Posted By kerryturner on April 7, 2009
Here it is, the 7th of April, and I am only now sitting down to write about the AHQ U.S. tour which officially ended over two weeks ago. It was a very successful tour, there is no doubt about that. But I had made the journey to the States several days prior to the first concert of the tour. I flew to San Antonio, Texas to visit my mother and her husband as well as my brother Ken. Meeting up with the lads of the AHQ in Dallas, we were driven by Mark and Ute Miller, the organizers of the Mount Vernon, Texas Music Festival. This is a delightful little chamber music festival which takes place about an hour and a half east of Dallas. The hall was full and the audience was extremely enthusiastic. Here is a link which leads you to a review of the concert: http://www.winnsborotoday.com/articles/2009/American%20Horn%20Quartet.html
The next day, the group was driven to the University of Texas in Commerce. As we were unpacking our horns and suits and generally preparing for the evening’s concert, Charlie Puntam alerted us to an alarming problem with the first valve on his horn. The thing was most stubbornly stuck and would simply not move! It took the efforts of 4 people, holding parts, making suggestions and fetching various tools to finally take the valve casing apart and clean it out. Thus was the concert saved! But it was a close call.
The following morning we all flew to Austin to perform at the University of Texas. Our competition that evening was the famous comedy musical “Spamelot” and a UT basketball game, all taking place within a half a mile of each other. But we had a respectable crowd. My mother showed up dressed as a matador and looked spectacular! The AHQ also gave a masterclass at UT and presented a very interesting question and answer session about living and working in Europe.
The next leg of the tour took us to Ithaca New York. It was the 2009 Northeast Horn Workshop which took place the 13th through the 15th of March and was organized and hosted by Alex Shuhan. The AHQ were the guest artists at this event, along with Gail Williams and Adam Unsworth.
On March 16th, we all drove to the Rochester Airport and departed for Columbia, South Carolina. We were to be teachers and lecturers for the band at Fort Jackson. We heard some fine playing from the soldiers there, including a horn quartet from Ft. McPherson. The recital was given at the university of South Carolina, an event organized by Bob Pruzin. The members quartet were all presented with the “Coin of Excellence” by the staff of the Army Band at Fort Jackson.

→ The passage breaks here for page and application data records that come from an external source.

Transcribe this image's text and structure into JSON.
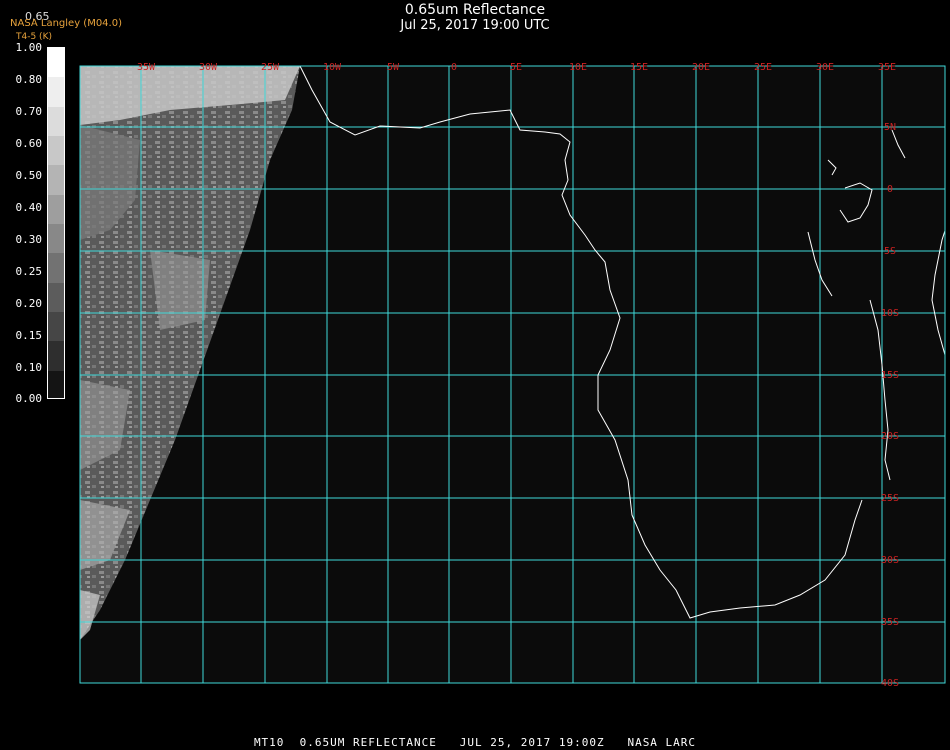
{
  "header": {
    "title": "0.65um Reflectance",
    "subtitle": "Jul 25, 2017 19:00 UTC",
    "producer": "NASA Langley (M04.0)",
    "sub_label": "T4-5 (K)",
    "top_value": "0.65"
  },
  "colorbar": {
    "labels": [
      "1.00",
      "0.80",
      "0.70",
      "0.60",
      "0.50",
      "0.40",
      "0.30",
      "0.25",
      "0.20",
      "0.15",
      "0.10",
      "0.00"
    ],
    "shades": [
      "#ffffff",
      "#eeeeee",
      "#dcdcdc",
      "#c8c8c8",
      "#b4b4b4",
      "#9e9e9e",
      "#888888",
      "#727272",
      "#5c5c5c",
      "#464646",
      "#2e2e2e",
      "#141414"
    ]
  },
  "map": {
    "lon_labels": [
      "35W",
      "30W",
      "25W",
      "10W",
      "5W",
      "0",
      "5E",
      "10E",
      "15E",
      "20E",
      "25E",
      "30E",
      "35E"
    ],
    "lat_labels": [
      "5N",
      "0",
      "5S",
      "10S",
      "15S",
      "20S",
      "25S",
      "30S",
      "35S",
      "40S"
    ],
    "grid_color": "#3fd8d8",
    "coast_color": "#ffffff"
  },
  "footer": {
    "text": "MT10  0.65UM REFLECTANCE   JUL 25, 2017 19:00Z   NASA LARC"
  }
}
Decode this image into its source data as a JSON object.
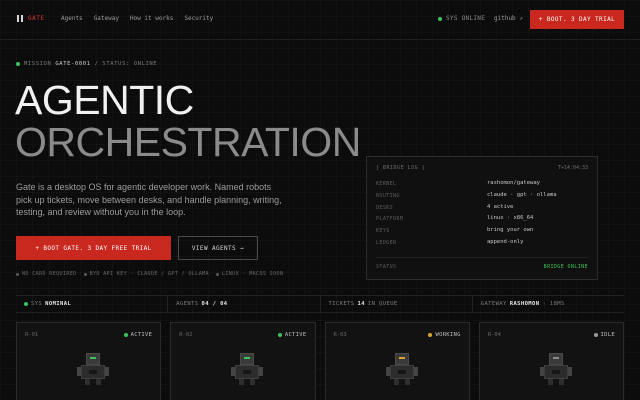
{
  "nav": {
    "brand": "GATE",
    "links": [
      "Agents",
      "Gateway",
      "How it works",
      "Security"
    ],
    "sys_status": "SYS ONLINE",
    "github": "github ↗",
    "cta": "+ BOOT. 3 DAY TRIAL"
  },
  "hero": {
    "mission_prefix": "MISSION",
    "mission_id": "GATE-0001",
    "mission_suffix": "/ STATUS: ONLINE",
    "title_line1": "AGENTIC",
    "title_line2": "ORCHESTRATION",
    "description": "Gate is a desktop OS for agentic developer work. Named robots pick up tickets, move between desks, and handle planning, writing, testing, and review without you in the loop.",
    "cta_primary": "+ BOOT GATE. 3 DAY FREE TRIAL",
    "cta_secondary": "VIEW AGENTS →",
    "features": [
      "NO CARD REQUIRED",
      "BYO API KEY · CLAUDE / GPT / OLLAMA",
      "LINUX · MACOS SOON"
    ]
  },
  "bridge_log": {
    "title": "[ BRIDGE LOG ]",
    "time": "T+14:04:33",
    "rows": [
      {
        "key": "KERNEL",
        "value": "rashomon/gateway"
      },
      {
        "key": "ROUTING",
        "value": "claude · gpt · ollama"
      },
      {
        "key": "DESKS",
        "value": "4 active"
      },
      {
        "key": "PLATFORM",
        "value": "linux · x86_64"
      },
      {
        "key": "KEYS",
        "value": "bring your own"
      },
      {
        "key": "LEDGER",
        "value": "append-only"
      }
    ],
    "status_label": "STATUS",
    "status_value": "BRIDGE ONLINE"
  },
  "status_strip": {
    "sys_label": "SYS",
    "sys_value": "NOMINAL",
    "agents_label": "AGENTS",
    "agents_value": "04 / 04",
    "tickets_label": "TICKETS",
    "tickets_value": "14",
    "tickets_suffix": "IN QUEUE",
    "gateway_label": "GATEWAY",
    "gateway_value": "RASHOMON",
    "gateway_suffix": "· 18MS"
  },
  "robots": [
    {
      "id": "R-01",
      "state": "ACTIVE",
      "state_color": "#3ec45a",
      "eye_color": "#3ec45a"
    },
    {
      "id": "R-02",
      "state": "ACTIVE",
      "state_color": "#3ec45a",
      "eye_color": "#3ec45a"
    },
    {
      "id": "R-03",
      "state": "WORKING",
      "state_color": "#d6a531",
      "eye_color": "#d6a531"
    },
    {
      "id": "R-04",
      "state": "IDLE",
      "state_color": "#9a9a9a",
      "eye_color": "#8a8a8a"
    }
  ],
  "colors": {
    "accent": "#c8281e",
    "online": "#3ec45a",
    "working": "#d6a531"
  }
}
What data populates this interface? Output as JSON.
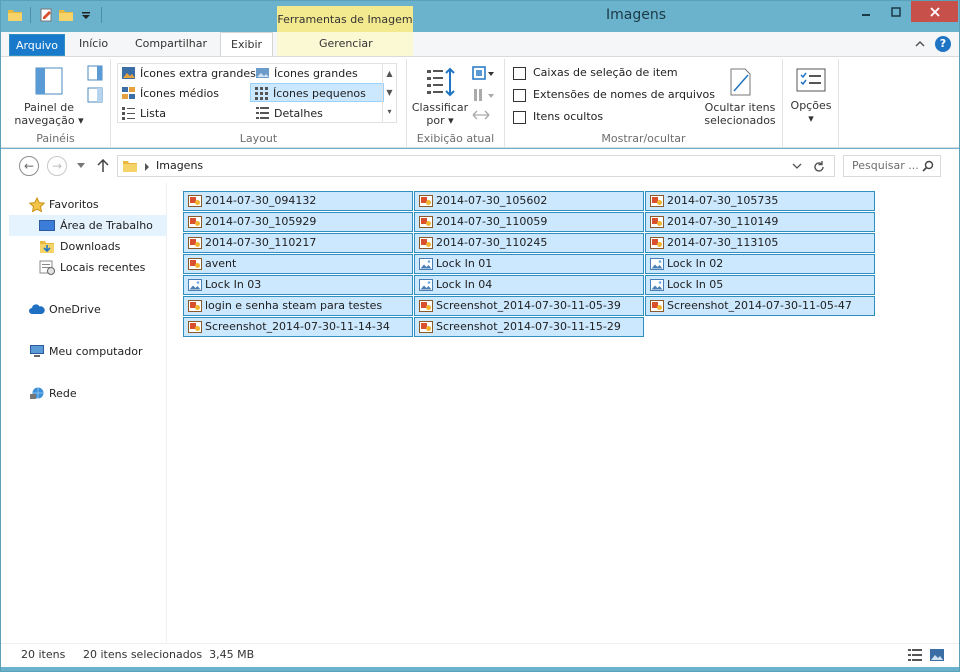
{
  "window": {
    "title": "Imagens",
    "context_tab_group": "Ferramentas de Imagem"
  },
  "tabs": {
    "file": "Arquivo",
    "home": "Início",
    "share": "Compartilhar",
    "view": "Exibir",
    "manage": "Gerenciar"
  },
  "ribbon": {
    "panes": {
      "nav_pane_line1": "Painel de",
      "nav_pane_line2": "navegação",
      "label": "Painéis"
    },
    "layout": {
      "label": "Layout",
      "items": [
        "Ícones extra grandes",
        "Ícones grandes",
        "Ícones médios",
        "Ícones pequenos",
        "Lista",
        "Detalhes"
      ],
      "selected": "Ícones pequenos"
    },
    "current_view": {
      "sort_line1": "Classificar",
      "sort_line2": "por",
      "label": "Exibição atual"
    },
    "show_hide": {
      "item_checkboxes": "Caixas de seleção de item",
      "file_extensions": "Extensões de nomes de arquivos",
      "hidden_items": "Itens ocultos",
      "hide_selected_line1": "Ocultar itens",
      "hide_selected_line2": "selecionados",
      "label": "Mostrar/ocultar"
    },
    "options": "Opções"
  },
  "address": {
    "path": "Imagens",
    "search_placeholder": "Pesquisar ..."
  },
  "nav_pane": {
    "favorites": "Favoritos",
    "desktop": "Área de Trabalho",
    "downloads": "Downloads",
    "recent": "Locais recentes",
    "onedrive": "OneDrive",
    "computer": "Meu computador",
    "network": "Rede"
  },
  "files": [
    "2014-07-30_094132",
    "2014-07-30_105602",
    "2014-07-30_105735",
    "2014-07-30_105929",
    "2014-07-30_110059",
    "2014-07-30_110149",
    "2014-07-30_110217",
    "2014-07-30_110245",
    "2014-07-30_113105",
    "avent",
    "Lock In 01",
    "Lock In 02",
    "Lock In 03",
    "Lock In 04",
    "Lock In 05",
    "login e senha steam para testes",
    "Screenshot_2014-07-30-11-05-39",
    "Screenshot_2014-07-30-11-05-47",
    "Screenshot_2014-07-30-11-14-34",
    "Screenshot_2014-07-30-11-15-29"
  ],
  "file_types": [
    "paint",
    "paint",
    "paint",
    "paint",
    "paint",
    "paint",
    "paint",
    "paint",
    "paint",
    "paint",
    "photo",
    "photo",
    "photo",
    "photo",
    "photo",
    "paint",
    "paint",
    "paint",
    "paint",
    "paint"
  ],
  "status": {
    "count": "20 itens",
    "selected": "20 itens selecionados  3,45 MB"
  },
  "colors": {
    "accent": "#1979ca",
    "selection_fill": "#cce8ff",
    "selection_border": "#2f8fc0",
    "frame": "#6bb3cc",
    "context_tab": "#f3ea8f"
  }
}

The IHS Mid-South Workshop at the University of Memphis was the next and final stop on this tour. It was hosted by Dan Phillips, whose hospitality was exemplary. We had a rather busy schedule there: masterclass, recital, performance of my Introduction and Main Event with the University of Memphis Band, and something a little out of the ordinary for me. I performed as guest artists with the Southern Comfort Big Band of the University of Memphis. I was supposed to play “Nature Boy” which had been arranged especially for me. I had practiced the part that had been sent to me and had interpreted the style to be blues-y, laid back and a bit smoky. I knew I wasn’t going to get a rehearsal and I knew the band was going to be rather loud. But imagine my surprise when the introduction imitated a rousing Stan Kenton big band sound. The brass, drums and saxes were up full blast ad the harmony was stacked. And I…..was totally smothered. Nevertheless I carried on and blasted my subtle rifts as accurately as I could. The whole business was funny really.
The tour ended, the gentlemen of the quartet flew their separate ways, and I headed up to New York City. I was to meet with Gregg Squires, the producer of my newest CD, an album which features Karankawa for Symphony Orchestra, Concerto for Low and Horn and Chamber Orchestra, Concerto for Bass-Tuba and Orchestra and Introduction and Main Event. But that is another blog.